All of these climate suits are likely to be thrown out. As Judge Alsup noted in his opinion, “No plaintiff has ever succeeded in bringing a nuisance claim based on global warming.” All district or appellate courts are likely to eventually rule that climate change issues are to be decided by the federal government, not state and local governments.
Last week, a federal judge dismissed New York City’s climate change lawsuit against five major oil companies. Last month, another federal judge dismissed similar global warming claims against oil firms brought by San Francisco and Oakland. More than a dozen climate lawsuits filed during the last year by cities and counties seek billions of dollars in damages from oil and gas companies. But it appears that all of these lawsuits will eventually be thrown out.
New York City sought monetary damages from BP, Chevron, Conoco-Phillips, ExxonMobil and Royal Dutch Shell as compensation for damage caused by dangerous global warming allegedly caused by the companies. But John F. Keenan, District Court judge for the Southern District of New York, disagreed and dismissed the complaint.
Judge Keenan ruled that, “…it would thus be illogical to allow the City to bring state law claims when courts have found that these matters are areas of federal concern that have been delegated to the Executive Branch as they require a uniform, national solution…Global warming and solutions thereto must be addressed by the other two branches of government.”
On June 25 on the west coast, US District Judge William Alsup threw out similar suits brought by the California cities of Oakland and San Francisco. Judge Alsup stated, “…it is true that carbon dioxide released from fossil fuels has caused (and will continue to cause) global warming. But against that negative, we must weigh this positive: Our industrial revolution and the development of our modern world have literally been fueled by oil and coal. Without those fuels, virtually all of our monumental progress would have been impossible.” Judge Alsup concluded that the courts should “defer to the legislative and executive branches.”
Note that Judge Alsup is not a conservative judge. Alsup was nominated by President Bill Clinton in 1999. In January, he blocked Trump Administration efforts to end the Deferred Action for Childhood Arrivals (DACA) program.
Several other climate lawsuits are pending in California. In July of last year, San Mateo County, Marin County, and Imperial Beach filed separate suits against 37 oil and gas companies in California Superior Court. Last December, Santa Cruz and Santa Cruz County also brought suits in California Superior Court against 29 companies. In January, the City of Richmond, California and the County of Contra Costa also filed claims against 29 companies.

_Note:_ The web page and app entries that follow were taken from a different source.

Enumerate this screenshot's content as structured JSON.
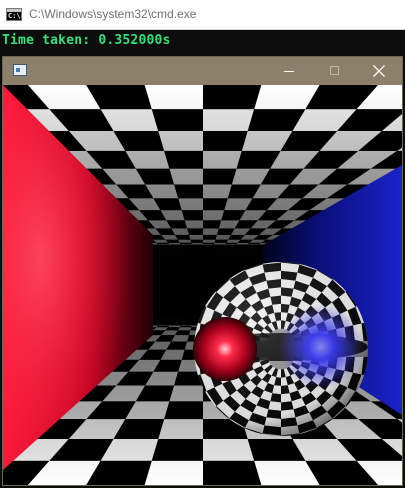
{
  "console": {
    "title": "C:\\Windows\\system32\\cmd.exe",
    "output_line": "Time taken: 0.352000s",
    "text_color": "#36e07a",
    "background": "#0c0c0c"
  },
  "render_window": {
    "title": "",
    "titlebar_color": "#8d806a",
    "icons": {
      "app": "window-app-icon",
      "minimize": "minimize-icon",
      "maximize": "maximize-icon",
      "close": "close-icon"
    },
    "scene": {
      "left_wall_color": "#ff1a3a",
      "right_wall_color": "#1020d0",
      "checker_dark": "#000000",
      "checker_light": "#ffffff",
      "sphere_highlight_red": "#ff2a4a",
      "sphere_highlight_blue": "#3a3aff"
    }
  }
}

Other state entities also initiated legal action this year. In April, the city of Boulder, Boulder County and San Miguel County filed a suit in Colorado against Exxon and Suncor. In May, King County Washington, the home of Seattle, filed suit against five companies. Just this month, the state of Rhode Island and the City of Baltimore filed separate climate change suits against oil and gas companies.
But all of these suits are likely to be thrown out. The New York City and the Oakland/San Francisco suits, the lawsuits with the highest profile, have now been dismissed. As Judge Alsup noted in his opinion, “No plaintiff has ever succeeded in bringing a nuisance claim based on global warming.” All district or appellate courts are likely to eventually rule that climate change issues are to be decided by the federal government, not state and local governments.
It’s clear that climate lawsuits do not reflect the will of congressional representatives elected by the American people. In December of 1998, President Bill Clinton signed the Kyoto Protocol, a 1997 international treaty signed by 192 nations committing to reduce greenhouse gas emissions. But the US Senate passed a resolution of disapproval with a vote of 95-0, so the treaty was never submitted to the Senate for ratification. Cap and trade legislation was rejected by Congress in 2003, 2005, 2007, and 2009. Last week the US House of Representatives passed a resolution opposing a carbon tax.
While advocates of climate common sense are pleased with the recent court decisions, the acceptance that humans are causing dangerous climate change by the oil and gas defendants is very disappointing. Evidence shows that natural factors, not emissions from industry, dominate global temperatures.
Nor are the feared climate disasters happening. Evidence shows that storms, droughts, or floods are neither more frequent nor more severe than in past decades. Oceans are rising 7-8 inches per century, not the 20 feet per century predicted by former Vice President Al Gore and others. And the polar bears are doing just fine.